Armed group claims firing at UN chopper in DRC
An armed movement calling itself the Patriots-Resistance of Dongo on Friday claimed responsibility for firing at a UN helicopter in the DRC.
An armed movement calling itself the Patriots-Resistance of Dongo on Friday claimed responsibility for firing at a United Nations helicopter in the Equateur province of the Democratic Republic of Congo (DRC).
“The patriots-resistance have again inflicted a resounding failure on the occupation forces and have retaken the town of Dongo. A Monuc [UN mission in DRC] helicopter engaged in the fighting was hit by our fire,” said a statement signed by Ambroise Lobala Mokobe, spokesperson for the movement.
The movement in the northwestern region also swore to overthrow the “puppet regime” in Kinshasa and claimed that it included members of the FAZ (former Zairean army) and deserters from the Congolese armed forces (FARDC).
On Thurday, a Monuc helicopter that flew to Dongo to resupply about 20 UN troops on the spot was fired at on the ground. Five of the 30 people on board were injured and the pilot had to take off fast to land instead in the neighbouring Republic of Congo.
In their confused statement, the Patriots-Resistance alleged that Rwandan occupation forces were in the region and they denounced the “complicity” of Monuc “with the Mafia-like imperialists.”
“We take the engagement before God and before all the Congolese to topple the puppet regime currently in place in Kinshasa,” the statement added.
Dongo was attacked on October 29 and 30 by a group from the Lobala community (also known as the Enyele), which targetted the Bamboma (or Boba) community. Both sides have frequently disputed the fishing resources of the region.
The violence, which has since spread to other villages, left at least 100 dead, mainly in Dongo, who were either hacked with machetes or shot, while a number drowned trying to cross the Oubangi river, which marks the border with the Congo Republic.

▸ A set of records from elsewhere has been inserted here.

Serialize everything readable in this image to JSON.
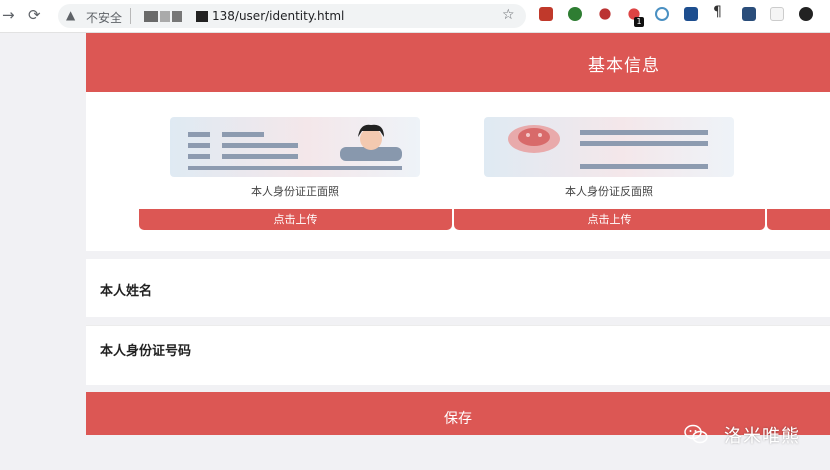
{
  "browser": {
    "security_label": "不安全",
    "url_visible": "138/user/identity.html",
    "extension_badge": "1"
  },
  "page": {
    "header_title": "基本信息",
    "id_cards": [
      {
        "caption": "本人身份证正面照",
        "upload_label": "点击上传"
      },
      {
        "caption": "本人身份证反面照",
        "upload_label": "点击上传"
      }
    ],
    "fields": {
      "name_label": "本人姓名",
      "id_number_label": "本人身份证号码"
    },
    "save_label": "保存"
  },
  "watermark": {
    "text": "洛米唯熊",
    "icon": "wechat-icon"
  },
  "colors": {
    "accent": "#dc5754",
    "background": "#f1f1f4"
  }
}
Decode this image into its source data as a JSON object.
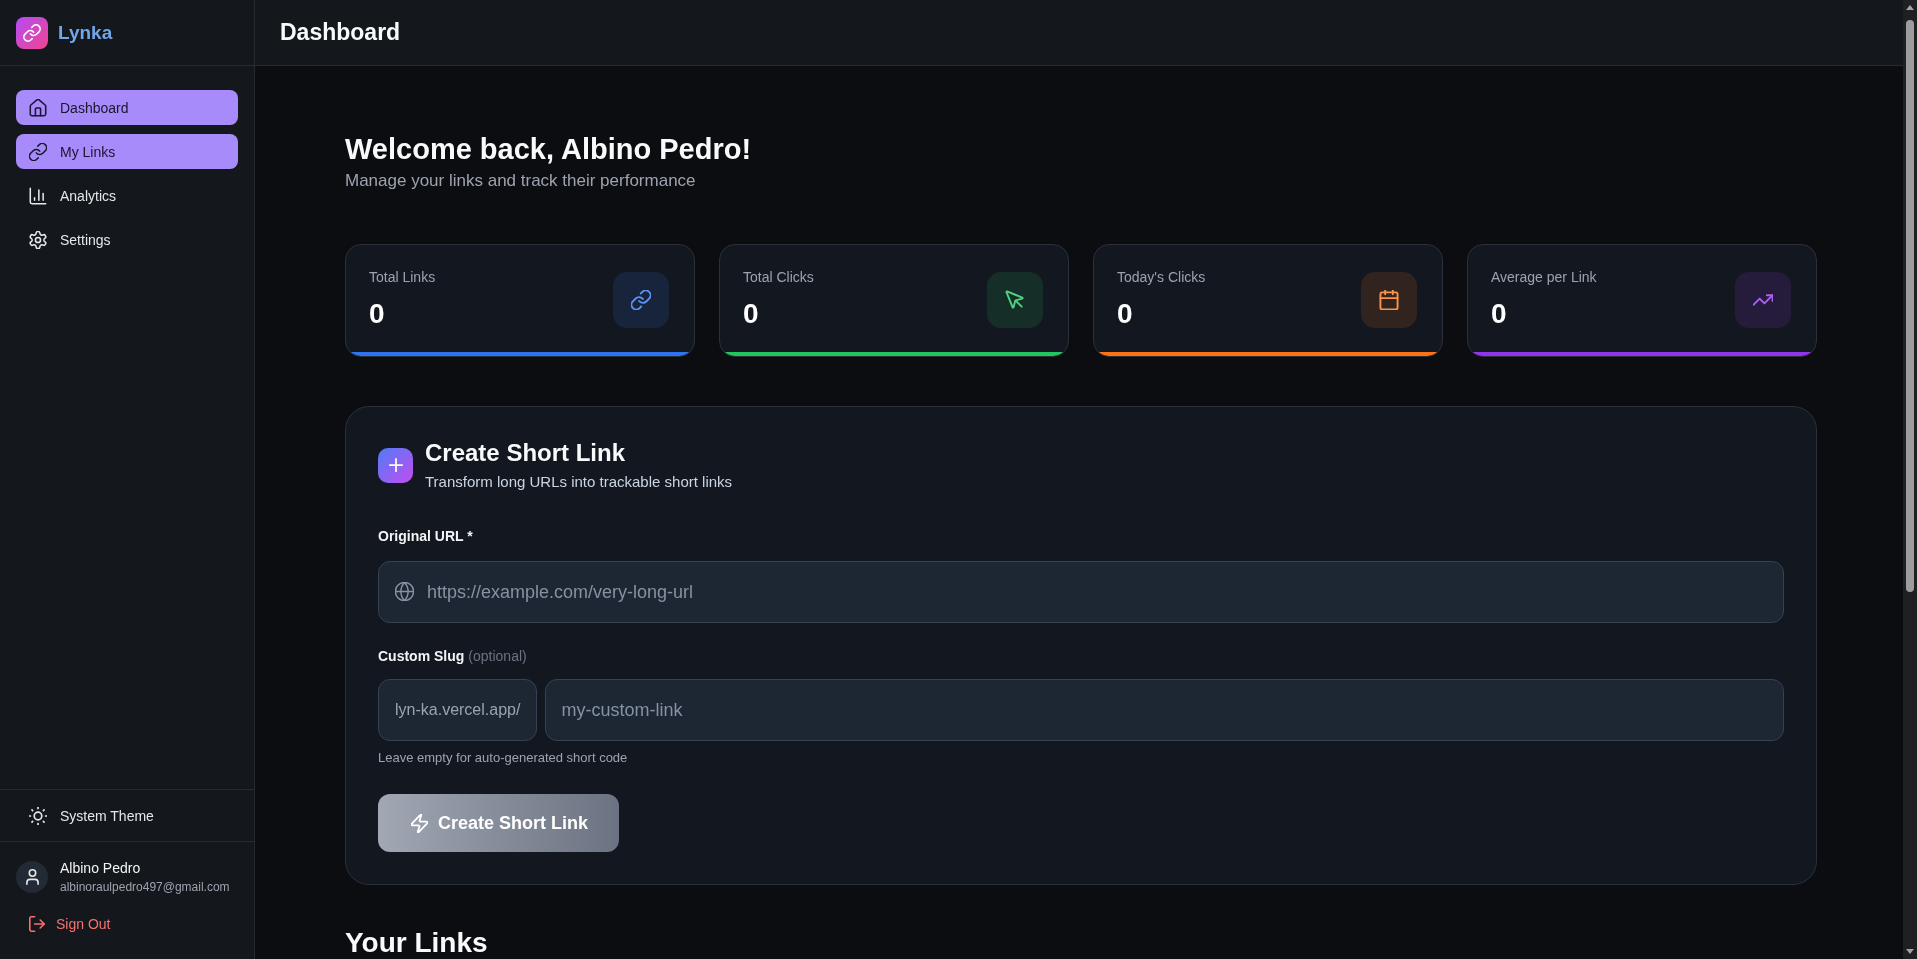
{
  "sidebar": {
    "brand": "Lynka",
    "nav": [
      {
        "label": "Dashboard",
        "selected": true
      },
      {
        "label": "My Links",
        "selected": true
      },
      {
        "label": "Analytics",
        "selected": false
      },
      {
        "label": "Settings",
        "selected": false
      }
    ],
    "theme_toggle": "System Theme",
    "user": {
      "name": "Albino Pedro",
      "email": "albinoraulpedro497@gmail.com"
    },
    "sign_out": "Sign Out"
  },
  "header": {
    "title": "Dashboard"
  },
  "welcome": {
    "title": "Welcome back, Albino Pedro!",
    "subtitle": "Manage your links and track their performance"
  },
  "stats": [
    {
      "label": "Total Links",
      "value": "0",
      "color": "#2f73f0"
    },
    {
      "label": "Total Clicks",
      "value": "0",
      "color": "#22c55e"
    },
    {
      "label": "Today's Clicks",
      "value": "0",
      "color": "#f97316"
    },
    {
      "label": "Average per Link",
      "value": "0",
      "color": "#9333ea"
    }
  ],
  "create_form": {
    "title": "Create Short Link",
    "subtitle": "Transform long URLs into trackable short links",
    "url_field": {
      "label": "Original URL *",
      "placeholder": "https://example.com/very-long-url"
    },
    "slug_field": {
      "label": "Custom Slug",
      "label_note": "(optional)",
      "prefix": "lyn-ka.vercel.app/",
      "placeholder": "my-custom-link",
      "hint": "Leave empty for auto-generated short code"
    },
    "submit": {
      "label": "Create Short Link",
      "disabled": true
    }
  },
  "links_section": {
    "title": "Your Links"
  }
}
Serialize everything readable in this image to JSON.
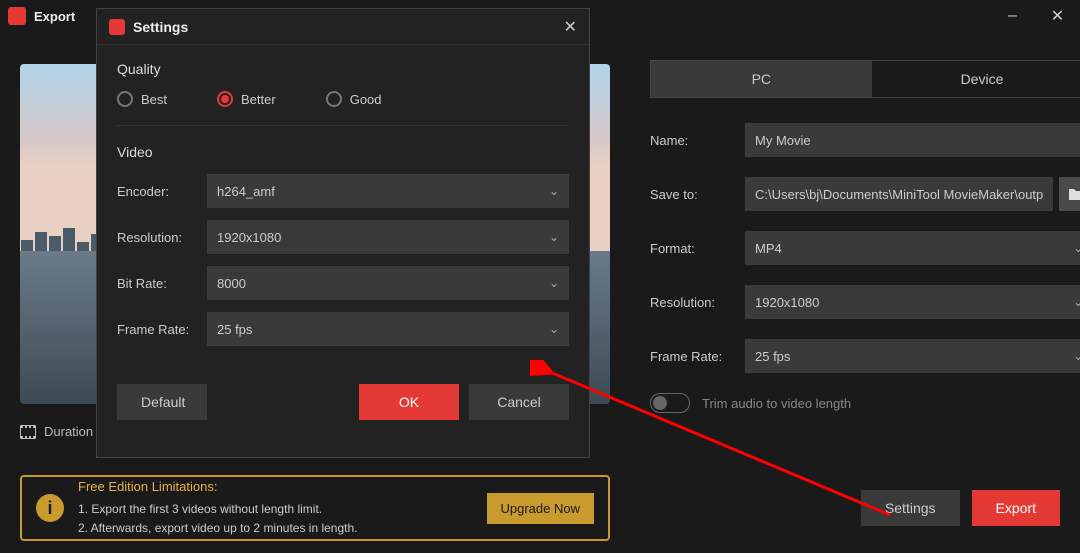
{
  "window": {
    "title": "Export",
    "minimize": "–",
    "close": "✕"
  },
  "preview": {
    "duration_label": "Duration"
  },
  "tabs": {
    "pc": "PC",
    "device": "Device"
  },
  "form": {
    "name_label": "Name:",
    "name_value": "My Movie",
    "saveto_label": "Save to:",
    "saveto_value": "C:\\Users\\bj\\Documents\\MiniTool MovieMaker\\outp",
    "format_label": "Format:",
    "format_value": "MP4",
    "resolution_label": "Resolution:",
    "resolution_value": "1920x1080",
    "framerate_label": "Frame Rate:",
    "framerate_value": "25 fps",
    "trim_label": "Trim audio to video length"
  },
  "limitations": {
    "title": "Free Edition Limitations:",
    "line1": "1. Export the first 3 videos without length limit.",
    "line2": "2. Afterwards, export video up to 2 minutes in length.",
    "upgrade": "Upgrade Now"
  },
  "footer": {
    "settings": "Settings",
    "export": "Export"
  },
  "dialog": {
    "title": "Settings",
    "quality": {
      "section": "Quality",
      "best": "Best",
      "better": "Better",
      "good": "Good",
      "selected": "better"
    },
    "video": {
      "section": "Video",
      "encoder_label": "Encoder:",
      "encoder_value": "h264_amf",
      "resolution_label": "Resolution:",
      "resolution_value": "1920x1080",
      "bitrate_label": "Bit Rate:",
      "bitrate_value": "8000",
      "framerate_label": "Frame Rate:",
      "framerate_value": "25 fps"
    },
    "buttons": {
      "default": "Default",
      "ok": "OK",
      "cancel": "Cancel"
    }
  }
}
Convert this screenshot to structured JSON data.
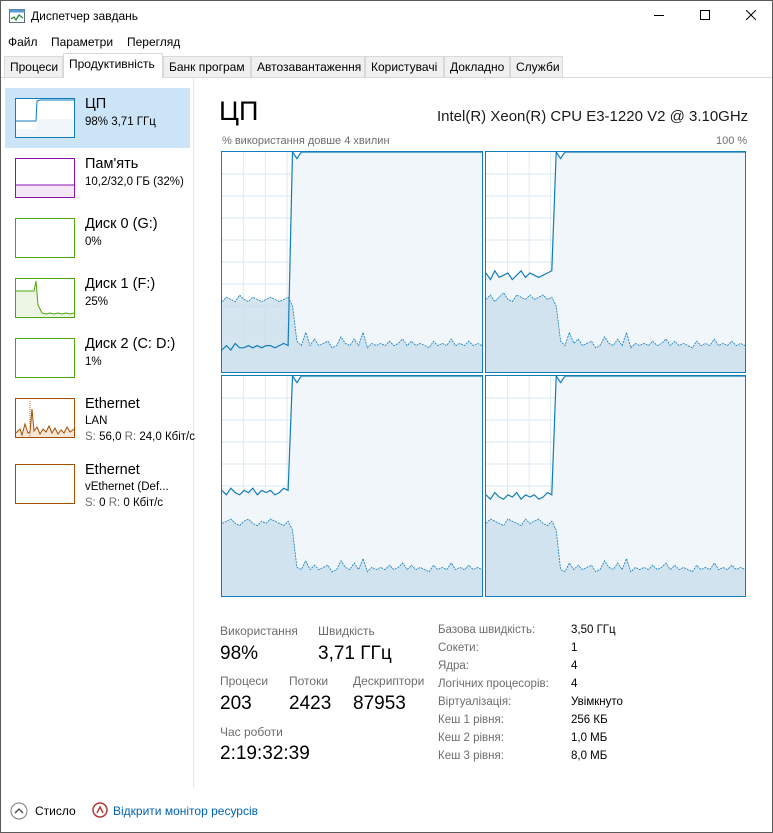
{
  "window": {
    "title": "Диспетчер завдань"
  },
  "menu": [
    "Файл",
    "Параметри",
    "Перегляд"
  ],
  "tabs": [
    "Процеси",
    "Продуктивність",
    "Банк програм",
    "Автозавантаження",
    "Користувачі",
    "Докладно",
    "Служби"
  ],
  "active_tab": 1,
  "sidebar": [
    {
      "title": "ЦП",
      "line1": "98% 3,71 ГГц",
      "color": "#117dbb",
      "selected": true
    },
    {
      "title": "Пам'ять",
      "line1": "10,2/32,0 ГБ (32%)",
      "color": "#8b12ae"
    },
    {
      "title": "Диск 0 (G:)",
      "line1": "0%",
      "color": "#4da60c"
    },
    {
      "title": "Диск 1 (F:)",
      "line1": "25%",
      "color": "#4da60c"
    },
    {
      "title": "Диск 2 (C: D:)",
      "line1": "1%",
      "color": "#4da60c"
    },
    {
      "title": "Ethernet",
      "line1": "LAN",
      "line2": {
        "s_label": "S:",
        "s_value": "56,0",
        "r_label": "R:",
        "r_value": "24,0 Кбіт/с"
      },
      "color": "#a74f01"
    },
    {
      "title": "Ethernet",
      "line1": "vEthernet (Def...",
      "line2": {
        "s_label": "S:",
        "s_value": "0",
        "r_label": "R:",
        "r_value": "0 Кбіт/с"
      },
      "color": "#a74f01"
    }
  ],
  "main": {
    "title": "ЦП",
    "cpu_name": "Intel(R) Xeon(R) CPU E3-1220 V2 @ 3.10GHz",
    "axis_left": "% використання довше 4 хвилин",
    "axis_right": "100 %"
  },
  "colors": {
    "cpu_line": "#117dbb",
    "cpu_fill": "#f1f6fa",
    "cpu_kernel": "#c6dceb",
    "grid": "#d9eaf4",
    "selected_bg": "#cce4f7"
  },
  "stats": {
    "usage_label": "Використання",
    "usage_value": "98%",
    "speed_label": "Швидкість",
    "speed_value": "3,71 ГГц",
    "processes_label": "Процеси",
    "processes_value": "203",
    "threads_label": "Потоки",
    "threads_value": "2423",
    "handles_label": "Дескриптори",
    "handles_value": "87953",
    "uptime_label": "Час роботи",
    "uptime_value": "2:19:32:39"
  },
  "info": [
    {
      "label": "Базова швидкість:",
      "value": "3,50 ГГц"
    },
    {
      "label": "Сокети:",
      "value": "1"
    },
    {
      "label": "Ядра:",
      "value": "4"
    },
    {
      "label": "Логічних процесорів:",
      "value": "4"
    },
    {
      "label": "Віртуалізація:",
      "value": "Увімкнуто"
    },
    {
      "label": "Кеш 1 рівня:",
      "value": "256 КБ"
    },
    {
      "label": "Кеш 2 рівня:",
      "value": "1,0 МБ"
    },
    {
      "label": "Кеш 3 рівня:",
      "value": "8,0 МБ"
    }
  ],
  "footer": {
    "fewer": "Стисло",
    "resmon": "Відкрити монітор ресурсів"
  },
  "icons": {
    "app": "task-manager-icon",
    "minimize": "minimize-icon",
    "maximize": "maximize-icon",
    "close": "close-icon",
    "fewer": "chevron-up-icon",
    "resmon": "resource-monitor-icon"
  },
  "cpu_graphs": [
    {
      "core": 0,
      "total": [
        10,
        12,
        10,
        13,
        11,
        11,
        12,
        11,
        12,
        11,
        12,
        12,
        11,
        12,
        13,
        12,
        100,
        97,
        100,
        100,
        100,
        100,
        100,
        100,
        100,
        100,
        100,
        100,
        100,
        100,
        100,
        100,
        100,
        100,
        100,
        100,
        100,
        100,
        100,
        100,
        100,
        100,
        100,
        100,
        100,
        100,
        100,
        100,
        100,
        100,
        100,
        100,
        100,
        100,
        100,
        100,
        100,
        100,
        100,
        100
      ],
      "kernel": [
        32,
        34,
        33,
        32,
        35,
        33,
        32,
        34,
        33,
        32,
        33,
        34,
        33,
        32,
        33,
        34,
        30,
        14,
        12,
        18,
        12,
        15,
        12,
        13,
        14,
        11,
        12,
        16,
        13,
        12,
        15,
        12,
        18,
        11,
        13,
        12,
        13,
        12,
        14,
        12,
        13,
        15,
        12,
        14,
        12,
        13,
        12,
        11,
        14,
        12,
        13,
        12,
        15,
        12,
        13,
        12,
        14,
        12,
        13,
        12
      ]
    },
    {
      "core": 1,
      "total": [
        45,
        42,
        46,
        43,
        44,
        45,
        42,
        44,
        46,
        43,
        45,
        44,
        43,
        44,
        45,
        46,
        100,
        97,
        100,
        100,
        100,
        100,
        100,
        100,
        100,
        100,
        100,
        100,
        100,
        100,
        100,
        100,
        100,
        100,
        100,
        100,
        100,
        100,
        100,
        100,
        100,
        100,
        100,
        100,
        100,
        100,
        100,
        100,
        100,
        100,
        100,
        100,
        100,
        100,
        100,
        100,
        100,
        100,
        100,
        100
      ],
      "kernel": [
        33,
        35,
        32,
        34,
        36,
        33,
        32,
        35,
        34,
        33,
        35,
        33,
        34,
        35,
        33,
        34,
        30,
        14,
        12,
        18,
        13,
        15,
        12,
        13,
        14,
        11,
        12,
        16,
        13,
        12,
        15,
        12,
        18,
        11,
        13,
        12,
        13,
        12,
        14,
        12,
        13,
        15,
        12,
        14,
        12,
        13,
        12,
        11,
        14,
        12,
        13,
        12,
        15,
        12,
        13,
        12,
        14,
        12,
        13,
        12
      ]
    },
    {
      "core": 2,
      "total": [
        48,
        46,
        49,
        47,
        46,
        48,
        47,
        49,
        46,
        48,
        47,
        48,
        46,
        47,
        49,
        48,
        100,
        97,
        100,
        100,
        100,
        100,
        100,
        100,
        100,
        100,
        100,
        100,
        100,
        100,
        100,
        100,
        100,
        100,
        100,
        100,
        100,
        100,
        100,
        100,
        100,
        100,
        100,
        100,
        100,
        100,
        100,
        100,
        100,
        100,
        100,
        100,
        100,
        100,
        100,
        100,
        100,
        100,
        100,
        100
      ],
      "kernel": [
        33,
        34,
        35,
        33,
        32,
        34,
        35,
        33,
        32,
        34,
        33,
        35,
        34,
        33,
        32,
        34,
        30,
        13,
        12,
        16,
        12,
        14,
        12,
        13,
        14,
        11,
        12,
        16,
        13,
        12,
        15,
        12,
        17,
        11,
        13,
        12,
        13,
        12,
        14,
        12,
        13,
        15,
        12,
        14,
        12,
        13,
        12,
        11,
        14,
        12,
        13,
        12,
        15,
        12,
        13,
        12,
        14,
        12,
        13,
        12
      ]
    },
    {
      "core": 3,
      "total": [
        46,
        44,
        47,
        45,
        44,
        46,
        45,
        47,
        44,
        46,
        45,
        46,
        44,
        45,
        47,
        46,
        100,
        97,
        100,
        100,
        100,
        100,
        100,
        100,
        100,
        100,
        100,
        100,
        100,
        100,
        100,
        100,
        100,
        100,
        100,
        100,
        100,
        100,
        100,
        100,
        100,
        100,
        100,
        100,
        100,
        100,
        100,
        100,
        100,
        100,
        100,
        100,
        100,
        100,
        100,
        100,
        100,
        100,
        100,
        100
      ],
      "kernel": [
        33,
        35,
        34,
        33,
        32,
        35,
        34,
        33,
        32,
        35,
        33,
        34,
        35,
        33,
        32,
        34,
        30,
        12,
        11,
        15,
        12,
        14,
        12,
        13,
        14,
        11,
        12,
        16,
        13,
        12,
        15,
        12,
        17,
        11,
        13,
        12,
        13,
        12,
        14,
        12,
        13,
        15,
        12,
        14,
        12,
        13,
        12,
        11,
        14,
        12,
        13,
        12,
        15,
        12,
        13,
        12,
        14,
        12,
        13,
        12
      ]
    }
  ]
}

At least 53 000 people have fled the violence. About 37 000 are in the north of the Congo Republic, while 16 000 others have remained in the DRC.—AFP